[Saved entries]
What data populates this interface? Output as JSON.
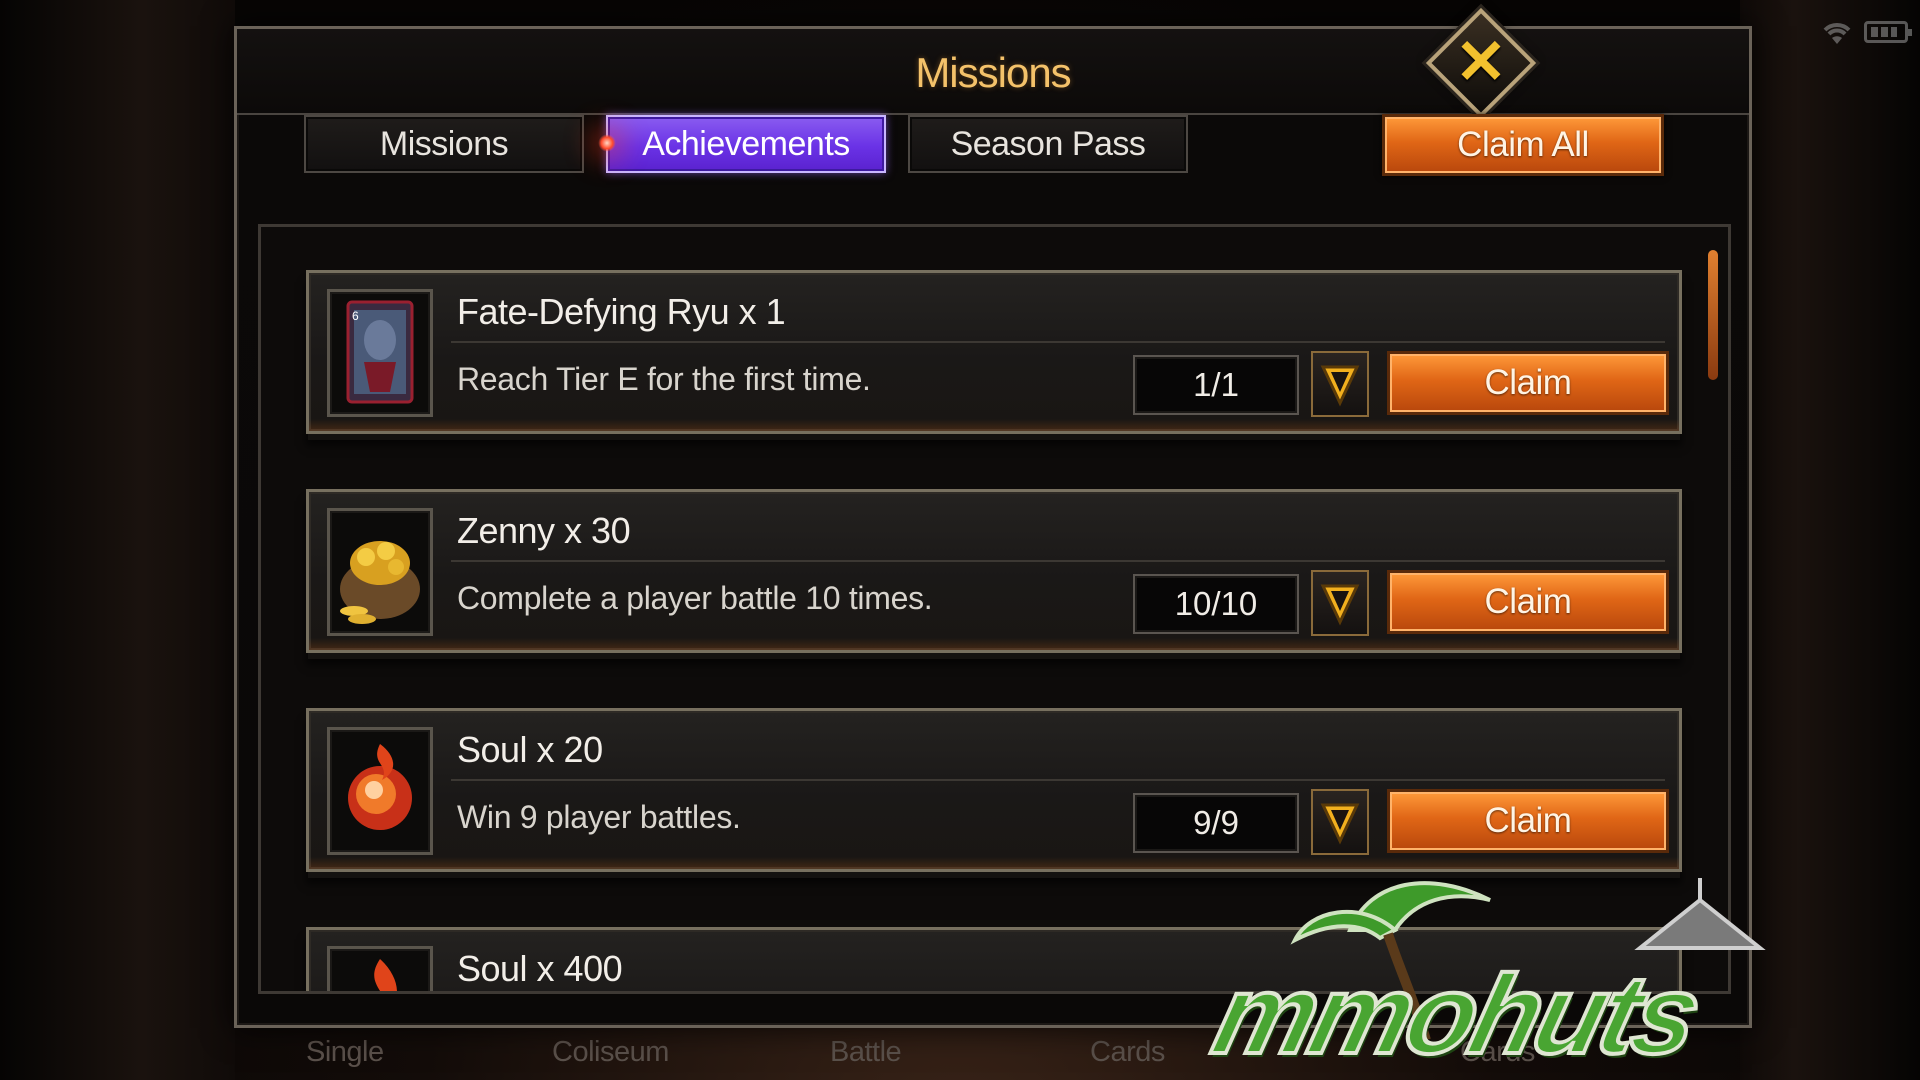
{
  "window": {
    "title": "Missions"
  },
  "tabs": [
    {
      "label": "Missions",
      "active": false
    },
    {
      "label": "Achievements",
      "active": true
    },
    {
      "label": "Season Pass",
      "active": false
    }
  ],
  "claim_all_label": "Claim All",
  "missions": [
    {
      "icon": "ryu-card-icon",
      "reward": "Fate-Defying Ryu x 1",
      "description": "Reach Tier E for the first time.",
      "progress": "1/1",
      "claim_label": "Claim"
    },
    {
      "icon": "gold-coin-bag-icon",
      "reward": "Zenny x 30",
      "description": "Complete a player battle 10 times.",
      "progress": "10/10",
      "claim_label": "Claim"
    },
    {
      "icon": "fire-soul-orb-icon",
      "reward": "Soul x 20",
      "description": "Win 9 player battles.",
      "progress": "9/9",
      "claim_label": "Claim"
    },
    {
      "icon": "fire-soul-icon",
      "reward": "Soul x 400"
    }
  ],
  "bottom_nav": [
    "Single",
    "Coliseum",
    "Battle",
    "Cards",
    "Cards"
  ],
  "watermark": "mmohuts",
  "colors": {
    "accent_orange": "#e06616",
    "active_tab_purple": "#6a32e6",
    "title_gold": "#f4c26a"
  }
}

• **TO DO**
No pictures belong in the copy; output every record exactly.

• **ANSWER SPACE**
What data populates this interface? Output as JSON.
{
  "window": {
    "title": "Missions"
  },
  "tabs": [
    {
      "label": "Missions",
      "active": false
    },
    {
      "label": "Achievements",
      "active": true
    },
    {
      "label": "Season Pass",
      "active": false
    }
  ],
  "claim_all_label": "Claim All",
  "missions": [
    {
      "icon": "ryu-card-icon",
      "reward": "Fate-Defying Ryu x 1",
      "description": "Reach Tier E for the first time.",
      "progress": "1/1",
      "claim_label": "Claim"
    },
    {
      "icon": "gold-coin-bag-icon",
      "reward": "Zenny x 30",
      "description": "Complete a player battle 10 times.",
      "progress": "10/10",
      "claim_label": "Claim"
    },
    {
      "icon": "fire-soul-orb-icon",
      "reward": "Soul x 20",
      "description": "Win 9 player battles.",
      "progress": "9/9",
      "claim_label": "Claim"
    },
    {
      "icon": "fire-soul-icon",
      "reward": "Soul x 400"
    }
  ],
  "bottom_nav": [
    "Single",
    "Coliseum",
    "Battle",
    "Cards",
    "Cards"
  ],
  "watermark": "mmohuts",
  "colors": {
    "accent_orange": "#e06616",
    "active_tab_purple": "#6a32e6",
    "title_gold": "#f4c26a"
  }
}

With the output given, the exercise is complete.